in Abdulsalam Rowther v. State of Kerala(1), following certain cases decided
under the Income Tax Act, was influenced by the consideration that an assessee
could not rely on subsequent events in order to escape taxation' That may be so
even under the Sales Tax Act, but, according to our view, the assessee is not
liable till the purchase of declared goods acquires the character of a last
purchase within the Second Schedule referred to above. In Hornusji Hirjibhoy v.
Commercial Tax Officer(1) the Mysore High Court also seems to have been
impressed by similar considerations.
The judgment under appeal draws a distinction
between tax- able event and a stage at which the levy of tax in the case of
declared goods is subject to single point levy. This may cause confusion, and
indeed, the High Court gives one illustration, which it found unnecessary to
deal with. The illustration given is :
"One can visualise a case for example,
where goods mentioned above purchased on the 30th of March, 1960 may be
exported by the purchaser himself, outside the State, on the 2nd of April,
1960. In that case the goods could not be assessed in 1960-61 in the hands of
the exporting purchaser, because the taxable event did not occur in that year;
it could not be assessed in the hands of the seller in 1959-60 because though
the taxable event occurred that year, the single point stage was not reached in
that year. One possible way of dealing with such a case is to assess it
subsequently as escaped turnover." In our opinion, in this illustration,
the assessee would be liable in the financial year 1960-61 as the purchases
became the last purchases in that year.
In the result the appeal fails and is
dismissed with costs.
The facts in Tax Case No. 125 of 1963 (Civil
Appeal No. 634 of 1966) are similar. That appeal is also dismissed with costs.
The Appellate Assistant Commissioner (Commercial Taxes) will now dispose of the

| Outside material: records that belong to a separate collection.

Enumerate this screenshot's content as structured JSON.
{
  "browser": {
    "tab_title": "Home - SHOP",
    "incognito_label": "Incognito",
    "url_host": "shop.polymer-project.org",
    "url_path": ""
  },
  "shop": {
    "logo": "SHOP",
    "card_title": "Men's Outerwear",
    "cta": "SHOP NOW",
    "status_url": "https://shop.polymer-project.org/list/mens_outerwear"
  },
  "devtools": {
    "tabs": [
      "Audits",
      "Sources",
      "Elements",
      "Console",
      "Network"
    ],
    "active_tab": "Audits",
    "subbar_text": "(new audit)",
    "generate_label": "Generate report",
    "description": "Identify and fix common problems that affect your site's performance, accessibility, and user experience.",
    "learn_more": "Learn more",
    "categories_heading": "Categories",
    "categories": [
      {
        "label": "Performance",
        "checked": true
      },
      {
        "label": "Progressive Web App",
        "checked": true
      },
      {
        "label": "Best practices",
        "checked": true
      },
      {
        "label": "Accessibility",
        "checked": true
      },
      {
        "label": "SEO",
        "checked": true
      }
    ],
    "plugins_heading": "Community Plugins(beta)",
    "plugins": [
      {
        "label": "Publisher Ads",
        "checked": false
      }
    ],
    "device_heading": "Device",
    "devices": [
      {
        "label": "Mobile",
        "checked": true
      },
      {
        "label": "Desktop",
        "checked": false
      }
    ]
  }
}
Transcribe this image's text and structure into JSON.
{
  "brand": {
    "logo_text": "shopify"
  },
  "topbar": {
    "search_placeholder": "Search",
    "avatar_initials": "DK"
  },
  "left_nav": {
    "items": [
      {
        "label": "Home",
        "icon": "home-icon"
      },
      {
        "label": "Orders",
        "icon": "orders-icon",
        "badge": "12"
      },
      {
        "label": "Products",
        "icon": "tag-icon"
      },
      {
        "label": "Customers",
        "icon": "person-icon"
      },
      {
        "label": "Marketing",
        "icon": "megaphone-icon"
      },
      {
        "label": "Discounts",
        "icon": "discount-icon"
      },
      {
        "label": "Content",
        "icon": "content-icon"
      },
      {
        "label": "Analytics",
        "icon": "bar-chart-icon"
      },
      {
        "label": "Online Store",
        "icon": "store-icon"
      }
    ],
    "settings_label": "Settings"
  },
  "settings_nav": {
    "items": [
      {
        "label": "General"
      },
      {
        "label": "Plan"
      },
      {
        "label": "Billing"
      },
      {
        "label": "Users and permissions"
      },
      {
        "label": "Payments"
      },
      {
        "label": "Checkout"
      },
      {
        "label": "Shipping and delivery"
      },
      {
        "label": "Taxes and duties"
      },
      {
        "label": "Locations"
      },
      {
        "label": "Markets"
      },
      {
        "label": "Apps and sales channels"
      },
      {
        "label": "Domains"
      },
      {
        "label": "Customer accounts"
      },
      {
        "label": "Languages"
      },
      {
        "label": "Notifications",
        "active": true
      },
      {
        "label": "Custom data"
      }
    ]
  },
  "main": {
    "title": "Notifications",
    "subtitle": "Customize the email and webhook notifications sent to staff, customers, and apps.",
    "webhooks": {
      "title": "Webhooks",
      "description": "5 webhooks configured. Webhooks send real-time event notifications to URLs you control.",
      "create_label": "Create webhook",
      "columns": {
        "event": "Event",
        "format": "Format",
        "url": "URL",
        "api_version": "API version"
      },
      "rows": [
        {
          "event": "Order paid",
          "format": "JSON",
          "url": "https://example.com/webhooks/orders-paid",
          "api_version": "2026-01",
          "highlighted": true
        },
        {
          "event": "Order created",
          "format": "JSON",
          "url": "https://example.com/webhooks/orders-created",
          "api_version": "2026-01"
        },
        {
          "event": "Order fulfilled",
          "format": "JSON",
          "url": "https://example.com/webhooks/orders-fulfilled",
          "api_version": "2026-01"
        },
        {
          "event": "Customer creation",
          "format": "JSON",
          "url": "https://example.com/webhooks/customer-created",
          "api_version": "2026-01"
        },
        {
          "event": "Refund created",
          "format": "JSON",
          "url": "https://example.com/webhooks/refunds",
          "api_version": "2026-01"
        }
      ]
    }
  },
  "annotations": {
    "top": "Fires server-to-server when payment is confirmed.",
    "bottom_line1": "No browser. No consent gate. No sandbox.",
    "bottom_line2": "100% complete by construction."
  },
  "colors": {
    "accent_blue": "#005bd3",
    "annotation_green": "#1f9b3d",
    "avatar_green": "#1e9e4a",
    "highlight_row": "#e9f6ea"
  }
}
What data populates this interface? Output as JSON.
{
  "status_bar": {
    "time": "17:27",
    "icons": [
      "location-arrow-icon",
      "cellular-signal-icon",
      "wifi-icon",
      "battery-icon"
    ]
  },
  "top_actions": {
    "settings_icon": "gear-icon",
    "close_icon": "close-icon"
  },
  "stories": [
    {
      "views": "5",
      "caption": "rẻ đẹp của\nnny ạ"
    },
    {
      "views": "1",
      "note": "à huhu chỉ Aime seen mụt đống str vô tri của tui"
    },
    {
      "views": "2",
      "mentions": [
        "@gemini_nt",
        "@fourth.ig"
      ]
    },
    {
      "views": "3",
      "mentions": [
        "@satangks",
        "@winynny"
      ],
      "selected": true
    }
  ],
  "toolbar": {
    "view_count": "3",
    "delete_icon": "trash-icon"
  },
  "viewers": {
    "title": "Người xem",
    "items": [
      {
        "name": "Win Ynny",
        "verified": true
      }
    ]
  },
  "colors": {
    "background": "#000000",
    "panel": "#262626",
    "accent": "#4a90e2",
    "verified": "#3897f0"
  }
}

cases remanded to him by the Sales Tax Appellate Tribunal in the light of the
Y.P. Appeal dismissed.
(1) 12 S.T.C. 99.
(2) 13 S.T.C. 773.